Skip to main content
Premium Trial:

Request an Annual Quote

Prolinx to Integrate, Market Symyx Polymer

NEW YORK, Oct. 1 - Symyx Technologies and Prolinx have signed a non-exclusive license agreement under which Prolinx will commercialize products that contain a novel polymer developed by Symyx, the company said on Monday.

Terms of the agreement, which is Symyx’s first in proteomics, call for Prolinx to use the Symyx polymer in combination with its own Versalinx chemical affinity tools to support its proteomic product pipeline, Symyx said in a statement. If successful, Prolinx would create the first commercial product to employ Symyx technology, the statement added.

According to Santa Clara, Calif.-based Symyx, Prolinx will use its polymer as part of its effort to launch substrates and protein arrays before the end of the year.

Although financial details of the deal were not disclosed, Symyx said it expects to receive royalties from the sale of these products in early 2002.

Prolinx, of Bothell, Wash., hopes to incorporate the three-dimensional structure of the Symyx polymer, which provides support for protein capture and expression analysis, to gain an advantage in its protein immobilization efforts. Privately held Prolinx, for whom a $16.8 million financing round in July helped make this deal possible, will initially commercialize these technologies in substrates for protein capture, and will later expand to include custom and catalog protein arrays, Symyx said.

"This alliance came together quickly, and the strong combination of the Prolinx chemistry with our polymer should enable a rollout this year, making this the first commercial product to incorporate one of our materials," said Steve Goldby, chairman and CEO of Symyx. "We are very pleased to work with Prolinx as our initial partner in proteomics, and anticipate working with other companies as well to commercialize our materials in a broad range of products in this fast moving field."

The Scan

Genes Linked to White-Tailed Jackrabbits' Winter Coat Color Change

Climate change, the researchers noted in Science, may lead to camouflage mismatch and increase predation of white-tailed jackrabbits.

Adenine Base Editor Targets SCID Mutation in New Study

Researchers from the University of California, Los Angeles, report in Cell that adenine base editing was able to produce functional T lymphocytes in a model of severe combined immune deficiency.

Researchers Find Gene Affecting Alkaline Sensitivity in Plants

Researchers from the Chinese Academy of Science have found a locus affecting alkaline-salinity sensitivity, which could aid in efforts to improve crop productivity, as they report in Science.

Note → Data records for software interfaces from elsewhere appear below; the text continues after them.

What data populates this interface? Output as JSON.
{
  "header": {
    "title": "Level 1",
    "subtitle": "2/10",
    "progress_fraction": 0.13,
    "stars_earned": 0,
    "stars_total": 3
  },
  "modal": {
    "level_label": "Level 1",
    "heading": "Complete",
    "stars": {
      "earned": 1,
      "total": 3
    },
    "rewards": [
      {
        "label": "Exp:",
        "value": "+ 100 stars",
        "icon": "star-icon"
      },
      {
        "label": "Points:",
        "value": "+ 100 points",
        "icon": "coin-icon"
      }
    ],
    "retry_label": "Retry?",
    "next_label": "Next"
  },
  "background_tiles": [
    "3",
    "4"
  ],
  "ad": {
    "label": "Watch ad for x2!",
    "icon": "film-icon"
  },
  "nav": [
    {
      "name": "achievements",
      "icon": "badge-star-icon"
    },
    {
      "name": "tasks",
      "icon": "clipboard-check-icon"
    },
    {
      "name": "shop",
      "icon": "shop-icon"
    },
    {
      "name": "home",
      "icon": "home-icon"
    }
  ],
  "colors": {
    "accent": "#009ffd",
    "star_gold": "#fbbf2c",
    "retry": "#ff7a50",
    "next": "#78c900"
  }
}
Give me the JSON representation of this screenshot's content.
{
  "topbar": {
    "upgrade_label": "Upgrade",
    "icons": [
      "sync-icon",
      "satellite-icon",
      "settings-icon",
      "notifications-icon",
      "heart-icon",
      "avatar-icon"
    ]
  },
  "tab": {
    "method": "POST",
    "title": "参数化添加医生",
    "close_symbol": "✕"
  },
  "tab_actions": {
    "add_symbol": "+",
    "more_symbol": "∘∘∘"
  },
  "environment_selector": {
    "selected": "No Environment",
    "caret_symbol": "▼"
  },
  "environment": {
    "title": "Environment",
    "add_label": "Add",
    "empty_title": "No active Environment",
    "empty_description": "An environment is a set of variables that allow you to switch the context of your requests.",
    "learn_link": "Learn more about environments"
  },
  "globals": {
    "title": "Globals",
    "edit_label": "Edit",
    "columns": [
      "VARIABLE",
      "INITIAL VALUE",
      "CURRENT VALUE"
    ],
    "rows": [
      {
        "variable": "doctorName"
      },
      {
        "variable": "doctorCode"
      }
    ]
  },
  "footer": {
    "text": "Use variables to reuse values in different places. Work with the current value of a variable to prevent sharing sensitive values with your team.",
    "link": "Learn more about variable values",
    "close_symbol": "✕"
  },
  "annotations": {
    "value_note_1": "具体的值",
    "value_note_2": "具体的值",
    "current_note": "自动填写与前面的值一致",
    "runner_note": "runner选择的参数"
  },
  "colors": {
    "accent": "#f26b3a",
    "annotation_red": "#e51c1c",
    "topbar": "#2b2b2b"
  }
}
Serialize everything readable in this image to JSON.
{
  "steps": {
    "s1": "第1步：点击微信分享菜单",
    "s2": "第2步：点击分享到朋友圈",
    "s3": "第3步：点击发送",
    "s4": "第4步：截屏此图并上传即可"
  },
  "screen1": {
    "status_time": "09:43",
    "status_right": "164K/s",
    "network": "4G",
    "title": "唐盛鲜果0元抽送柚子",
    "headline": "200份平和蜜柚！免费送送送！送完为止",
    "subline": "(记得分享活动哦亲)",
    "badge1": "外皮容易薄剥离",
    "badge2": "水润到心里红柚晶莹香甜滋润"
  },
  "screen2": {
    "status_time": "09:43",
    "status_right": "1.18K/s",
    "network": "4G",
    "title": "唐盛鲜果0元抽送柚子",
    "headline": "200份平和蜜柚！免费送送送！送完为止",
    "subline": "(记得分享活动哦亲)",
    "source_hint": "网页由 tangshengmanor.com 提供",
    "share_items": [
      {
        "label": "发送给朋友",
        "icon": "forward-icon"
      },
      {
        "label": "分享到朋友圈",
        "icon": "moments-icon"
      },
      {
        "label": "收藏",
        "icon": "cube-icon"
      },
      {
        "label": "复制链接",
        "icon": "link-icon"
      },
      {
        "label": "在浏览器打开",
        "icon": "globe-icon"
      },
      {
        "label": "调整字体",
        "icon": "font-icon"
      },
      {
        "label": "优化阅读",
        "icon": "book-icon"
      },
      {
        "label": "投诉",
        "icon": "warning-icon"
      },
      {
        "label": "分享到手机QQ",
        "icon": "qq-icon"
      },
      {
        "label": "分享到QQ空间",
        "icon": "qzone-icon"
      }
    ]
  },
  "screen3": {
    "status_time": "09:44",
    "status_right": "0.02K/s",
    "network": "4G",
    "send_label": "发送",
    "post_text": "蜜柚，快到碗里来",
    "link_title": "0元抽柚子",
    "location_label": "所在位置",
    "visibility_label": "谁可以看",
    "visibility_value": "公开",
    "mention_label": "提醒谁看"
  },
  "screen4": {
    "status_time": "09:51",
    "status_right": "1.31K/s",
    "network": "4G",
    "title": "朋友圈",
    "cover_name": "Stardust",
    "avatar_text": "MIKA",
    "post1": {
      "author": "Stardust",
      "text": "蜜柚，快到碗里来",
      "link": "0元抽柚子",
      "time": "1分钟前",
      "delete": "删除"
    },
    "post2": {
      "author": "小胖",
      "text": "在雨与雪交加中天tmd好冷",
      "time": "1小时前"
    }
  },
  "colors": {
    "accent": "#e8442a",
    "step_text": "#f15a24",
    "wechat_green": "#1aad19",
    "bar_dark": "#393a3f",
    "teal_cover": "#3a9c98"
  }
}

International Team Proposes Checklist for Returning Genomic Research Results

Researchers in the European Journal of Human Genetics present a checklist to guide the return of genomic research results to study participants.